** Opening Records to use block **

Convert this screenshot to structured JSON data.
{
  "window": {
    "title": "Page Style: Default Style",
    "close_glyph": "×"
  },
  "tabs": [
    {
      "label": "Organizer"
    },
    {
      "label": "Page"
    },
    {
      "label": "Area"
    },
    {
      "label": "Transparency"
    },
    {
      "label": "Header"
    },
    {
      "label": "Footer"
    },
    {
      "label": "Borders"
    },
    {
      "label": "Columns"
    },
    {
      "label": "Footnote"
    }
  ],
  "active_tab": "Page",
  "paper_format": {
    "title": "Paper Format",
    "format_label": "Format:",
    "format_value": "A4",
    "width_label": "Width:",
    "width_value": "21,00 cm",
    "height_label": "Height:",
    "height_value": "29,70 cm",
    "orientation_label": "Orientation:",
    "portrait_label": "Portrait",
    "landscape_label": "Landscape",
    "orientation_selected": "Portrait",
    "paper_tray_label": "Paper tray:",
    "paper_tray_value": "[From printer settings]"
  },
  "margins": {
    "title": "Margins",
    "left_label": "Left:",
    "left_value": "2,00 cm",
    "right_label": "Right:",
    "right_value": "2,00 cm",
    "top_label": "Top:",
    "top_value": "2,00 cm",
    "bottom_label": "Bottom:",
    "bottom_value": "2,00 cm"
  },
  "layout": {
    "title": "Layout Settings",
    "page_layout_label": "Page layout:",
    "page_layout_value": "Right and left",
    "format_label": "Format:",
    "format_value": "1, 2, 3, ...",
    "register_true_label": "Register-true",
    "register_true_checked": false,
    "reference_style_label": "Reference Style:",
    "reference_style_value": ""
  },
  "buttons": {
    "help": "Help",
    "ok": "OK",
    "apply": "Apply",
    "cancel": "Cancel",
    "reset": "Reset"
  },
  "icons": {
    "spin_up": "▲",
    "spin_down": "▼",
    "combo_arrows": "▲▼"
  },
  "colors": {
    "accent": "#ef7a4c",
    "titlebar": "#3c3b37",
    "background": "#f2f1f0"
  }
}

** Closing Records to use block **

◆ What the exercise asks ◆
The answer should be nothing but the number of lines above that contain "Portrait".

◆ Written response ◆
2